THE CLINIC — This is one of those places where everything is quiet, orderly, efficient. No, it’s not a Republican precinct meeting. It’s a UT health facility: The University of Texas Warts and Confederate Statue Removal Center. I am here because, as a taxpayer, maybe this state institution will treat me right, as a long as I don’t want an abortion. Then the Legislature would have me go someplace else – like Mexico. There is this little bump on my face, and, no, it’s not my nose. Just want a dermatologist to take it off. No big deal. Well, my mistake. This is absolutely true: When I called up to make an appointment, I had to show proof that I would pay: insurance company, policy number, everything but my federal tax returns.
When I cleared that hurdle, a few days later I was e-mailed an 18-page (honest) form to fill out. The usual name, address and so on. Then my medical history. (“Who was the obstetrician who delivered you?”), family medical history. (“Any member of your family ever been scalped? Treated for the Black Plague? Refused to pay a medical bill?”) Questions about diseases I had never heard of, medicines 15-letters long that meant nothing to me, and on. By the time I was through, I felt really sick. The day came for my appointment, which I figured would take 10 minutes. The clinic is in a 12-story building with five parking places. I guess the doctors want to see if the patient is healthy enough to park two blocks away in a 10-story parking garage and walk here.
I come to this really fancy clinic, with a nice lobby, free coffee, beautiful furniture, lots of clerks and nurses in booths and offices, and one patient: me. “Looks like a slow day,” I say to one of the receptionists. “The usual. We don’t get much business here,” she says. Note to Gov. Gregg Abbott: “I have found a way for the state to save money, besides cutting funds for education, roads, women’s health, the environment, millions of dollars for legal fees to oppose redistricting, and prison conditions which judges liken to the Black Hole of India.” The good news is that, being the only patient, I don’t have to wait while reading one of those dog-eared magazines left in doctors’ offices. Terrible about the Hindenburg.
A staff member escorts me into an office where a nice person at a computer asks: “Name? Address? Age” I explain that I have already given all that information over the phone and again on The Form From Hell. Smile, we need a photo. Yes, photo. I might be an imposter sneaking in for a facelift or a tummy tuck.
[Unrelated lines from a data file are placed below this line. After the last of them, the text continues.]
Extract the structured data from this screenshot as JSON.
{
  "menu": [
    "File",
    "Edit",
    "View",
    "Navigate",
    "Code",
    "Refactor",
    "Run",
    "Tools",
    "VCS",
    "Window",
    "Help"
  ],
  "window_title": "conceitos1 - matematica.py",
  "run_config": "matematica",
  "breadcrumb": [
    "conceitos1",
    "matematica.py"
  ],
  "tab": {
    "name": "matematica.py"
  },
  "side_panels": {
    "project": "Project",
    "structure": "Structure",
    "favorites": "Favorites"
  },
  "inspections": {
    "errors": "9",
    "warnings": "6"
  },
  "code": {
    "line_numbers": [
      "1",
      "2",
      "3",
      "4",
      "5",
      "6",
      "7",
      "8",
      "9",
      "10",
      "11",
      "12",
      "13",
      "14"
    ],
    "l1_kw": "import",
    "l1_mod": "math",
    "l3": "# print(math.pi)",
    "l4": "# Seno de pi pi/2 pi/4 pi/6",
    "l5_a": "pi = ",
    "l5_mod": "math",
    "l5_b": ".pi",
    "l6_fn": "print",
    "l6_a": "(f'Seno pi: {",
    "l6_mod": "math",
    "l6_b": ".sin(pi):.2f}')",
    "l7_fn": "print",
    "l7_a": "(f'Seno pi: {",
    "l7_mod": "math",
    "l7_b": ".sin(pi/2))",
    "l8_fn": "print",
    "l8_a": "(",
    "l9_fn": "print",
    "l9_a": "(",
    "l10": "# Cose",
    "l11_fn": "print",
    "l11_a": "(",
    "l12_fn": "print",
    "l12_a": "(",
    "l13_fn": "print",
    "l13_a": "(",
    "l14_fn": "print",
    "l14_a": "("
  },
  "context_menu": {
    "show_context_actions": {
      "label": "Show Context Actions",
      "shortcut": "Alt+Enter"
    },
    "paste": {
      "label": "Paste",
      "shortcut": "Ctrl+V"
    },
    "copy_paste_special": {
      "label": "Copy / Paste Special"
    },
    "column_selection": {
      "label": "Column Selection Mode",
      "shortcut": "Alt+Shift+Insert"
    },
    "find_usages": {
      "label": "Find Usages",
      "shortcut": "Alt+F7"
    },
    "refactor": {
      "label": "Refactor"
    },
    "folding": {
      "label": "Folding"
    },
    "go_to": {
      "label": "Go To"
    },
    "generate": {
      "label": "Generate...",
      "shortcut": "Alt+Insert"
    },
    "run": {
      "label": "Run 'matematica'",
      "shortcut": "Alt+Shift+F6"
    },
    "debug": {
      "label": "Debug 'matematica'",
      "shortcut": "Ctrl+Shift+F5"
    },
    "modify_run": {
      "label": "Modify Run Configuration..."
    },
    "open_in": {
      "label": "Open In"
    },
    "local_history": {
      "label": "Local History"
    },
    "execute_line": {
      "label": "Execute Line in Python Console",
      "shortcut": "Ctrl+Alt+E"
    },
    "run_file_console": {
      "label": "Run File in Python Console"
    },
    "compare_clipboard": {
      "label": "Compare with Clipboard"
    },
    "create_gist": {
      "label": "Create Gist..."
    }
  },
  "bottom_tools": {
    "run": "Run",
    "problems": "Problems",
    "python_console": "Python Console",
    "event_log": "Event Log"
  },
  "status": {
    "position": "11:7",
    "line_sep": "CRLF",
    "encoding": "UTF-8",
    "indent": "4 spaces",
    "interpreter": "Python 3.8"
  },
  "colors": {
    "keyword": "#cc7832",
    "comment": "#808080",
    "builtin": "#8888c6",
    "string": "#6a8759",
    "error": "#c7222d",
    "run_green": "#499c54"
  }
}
They take my blood pressure (can you fail a blood test?), measure my height, weight (their scales are off by 10 pounds) and I fully expect them to swab my throat for a DNA test. Then I am fitted with a wrist band. OK, if I were getting an appendectomy or a new left kidney, maybe I would need a wrist band asking whoever found me, wandering the hospital halls, to please return me to the ICU. But this is getting ridiculous.
Somewhere along the line I am handed a beautiful folder, full color, “Welcome,” it reads on the cover. No doubt this will tell me about medical science breakthroughs in skin cancer, how UT is the cutting edge, so to speak, in dermatology and how to find a parking space. No. Inside is a pamphlet, “Patient Advocacy,” and another: “Medical Identify Theft Prevention.” Is this a medical clinic or a law office? A staff member takes me to a room and hands me clothing. “Take off your clothes and put this on. It’s open in the back.” Do you ever feel you’ve lost control of the situation? I recall the old saying about asking someone for the time of day and he tells you how to build a watch.
I come here to have a doctor, or maybe even a medic, a semi-sober intern, an EMS driver, snip this bump off my face, or drill it, burn it. I’ve been to dermatologists before and know what they do. My father was a pediatrician, and told me he should have been dermatologist. “Their patients never die and never get well.” That’s probably an old medical school joke, but I was only a pre-med and was tossed out of biology lab when my fetal pig survived. I look around the room for a small pair of scissors and a bottle of alcohol. One snip and I am outta here. No luck, so I continue to wait, wearing a wrist bracelet and not much else.
This is not a complaint, because I begin thinking about all the people who don’t have a doctor, can’t afford to go to a clinic like this. Who get sick and die early. We constantly hear in the debate over Obamacare and Trumpcare: “We have the best medical care in the world.” Don’t put a period there, put a comma and finish the sentence: “if you can afford it.” For example, Houston has the largest and best medical center on earth: the Texas Medical Center. People come from everywhere to die in Houston. But, like cars and cancer, it depends on what you can afford. The doctor arrives and he’s a she. Great. She proceeds to examine me from head to foot, which actually is kind of fun. “Spread your toes,” she says. Have you ever tried to spread your toes? It’s like trying to arch your pancreas. She leaves, returns with a bottle of dry ice or something similar, sprays the bump and says, “That’s it.” Huh? She could have met me at the elevator and done that. It is now a few days later and I receive an e-mail from the clinic. It’s a follow-up survey: 35 questions. Note to Gov. Abbott….
Ashby is recovering at firstname.lastname@example.org